How AM Is Advancing into Cutting Tools: Photos from EMO
The design freedom of additive manufacturing delivers increased performance to cutting tools. At the world’s leading exposition for machine tools, I saw various examples of this.
The biennial EMO exposition in Hannover, Germany, is the largest trade show in the world for machine tools and other industrial metalworking equipment. I recently posted this report from this year’s show. One of the developments I observed was an increasing role for additive manufacturing (AM). While I expected to see AM on exhibit in the area of the show dedicated to this category, what surprised me is how much of it I found in an entirely different part of the show: the area devoted to cutting tools.
Because of the design freedoms related to both fluid delivery and reducing the mass of the tool, the makers of metalworking tooling for “subtractive” machining processes are increasingly turning to AM. The photos below capture a few examples I saw of metalworking tools made additively.
Internal coolant passages in a milling tool body such as this would typically be straight holes. AM’s freedom to provide curving channels allows this milling tool from LMT to deliver coolant precisely where it is needed. LMT says test cutting has shown a tool life improvement of 50% in milling titanium thanks to this design change.
These toolholders for stationary cutting tools used in turning also offer curving channels to direct coolant to where it can best aid the cutting edge. Arno Tools developed this toolholder. A cutaway version at the far left of the build plate shows the curving internal channels.
Additive manufacturing allows cutting tool maker Horn to tailor coolant rings to the needs of specific applications of its reaming system. Different ring designs with different passages control the pressure and direction of coolant flow to ensure optimal chipbreaking.
The advance of electric vehicles creates a demand for motor housings, and therefore the need for more machining of motor housing IDs. Machine tool maker Makino developed this tool for that purpose.
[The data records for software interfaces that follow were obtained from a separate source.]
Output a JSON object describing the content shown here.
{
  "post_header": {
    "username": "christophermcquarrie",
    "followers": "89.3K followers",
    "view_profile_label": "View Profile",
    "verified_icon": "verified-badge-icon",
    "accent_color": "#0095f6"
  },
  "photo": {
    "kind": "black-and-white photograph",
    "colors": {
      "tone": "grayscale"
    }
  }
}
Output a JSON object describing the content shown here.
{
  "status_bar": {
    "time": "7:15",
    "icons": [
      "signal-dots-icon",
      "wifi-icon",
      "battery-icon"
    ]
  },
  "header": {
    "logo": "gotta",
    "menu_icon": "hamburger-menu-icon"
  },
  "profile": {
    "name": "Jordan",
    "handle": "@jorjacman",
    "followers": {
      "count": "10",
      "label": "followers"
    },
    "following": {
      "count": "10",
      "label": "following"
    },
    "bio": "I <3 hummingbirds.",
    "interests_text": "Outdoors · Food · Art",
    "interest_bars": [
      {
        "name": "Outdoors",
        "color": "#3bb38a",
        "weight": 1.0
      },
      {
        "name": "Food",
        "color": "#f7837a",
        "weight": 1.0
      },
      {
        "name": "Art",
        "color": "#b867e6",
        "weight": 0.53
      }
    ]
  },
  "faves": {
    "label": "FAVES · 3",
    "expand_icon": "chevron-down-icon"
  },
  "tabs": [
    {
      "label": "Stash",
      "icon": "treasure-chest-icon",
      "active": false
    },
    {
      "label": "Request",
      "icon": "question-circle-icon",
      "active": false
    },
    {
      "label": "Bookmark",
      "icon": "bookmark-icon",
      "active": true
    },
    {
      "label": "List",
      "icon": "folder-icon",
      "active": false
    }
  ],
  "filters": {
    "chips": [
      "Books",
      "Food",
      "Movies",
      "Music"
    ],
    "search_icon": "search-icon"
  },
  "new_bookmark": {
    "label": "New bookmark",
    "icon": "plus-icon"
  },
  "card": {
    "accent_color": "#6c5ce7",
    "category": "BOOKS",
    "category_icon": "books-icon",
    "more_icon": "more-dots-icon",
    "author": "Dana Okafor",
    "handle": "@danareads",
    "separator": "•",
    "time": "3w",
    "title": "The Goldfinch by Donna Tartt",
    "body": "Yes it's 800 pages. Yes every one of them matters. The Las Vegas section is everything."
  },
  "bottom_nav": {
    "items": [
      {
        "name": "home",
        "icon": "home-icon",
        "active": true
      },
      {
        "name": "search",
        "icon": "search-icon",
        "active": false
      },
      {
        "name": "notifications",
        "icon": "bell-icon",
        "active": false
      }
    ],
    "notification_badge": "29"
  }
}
Metal AM plus the use of carbon fiber composite resulted in a tool as large as the motor housing ID but nevertheless lightweight enough to be moved rapidly in the machine’s toolchanger and accelerated up to cutting speed quickly.
A dedicated AM facility is helping the company discover the technology’s potential for design as well as production.
Analyzing directed energy deposition and powder-bed fusion provides a thorough understanding of the extra machining necessary for a “near net shape” versus a “net shape” manufacturing process.
A new metal AM system for batches of end-use parts was designed to permit productivity and machine pricing comparable to a CNC machine tool.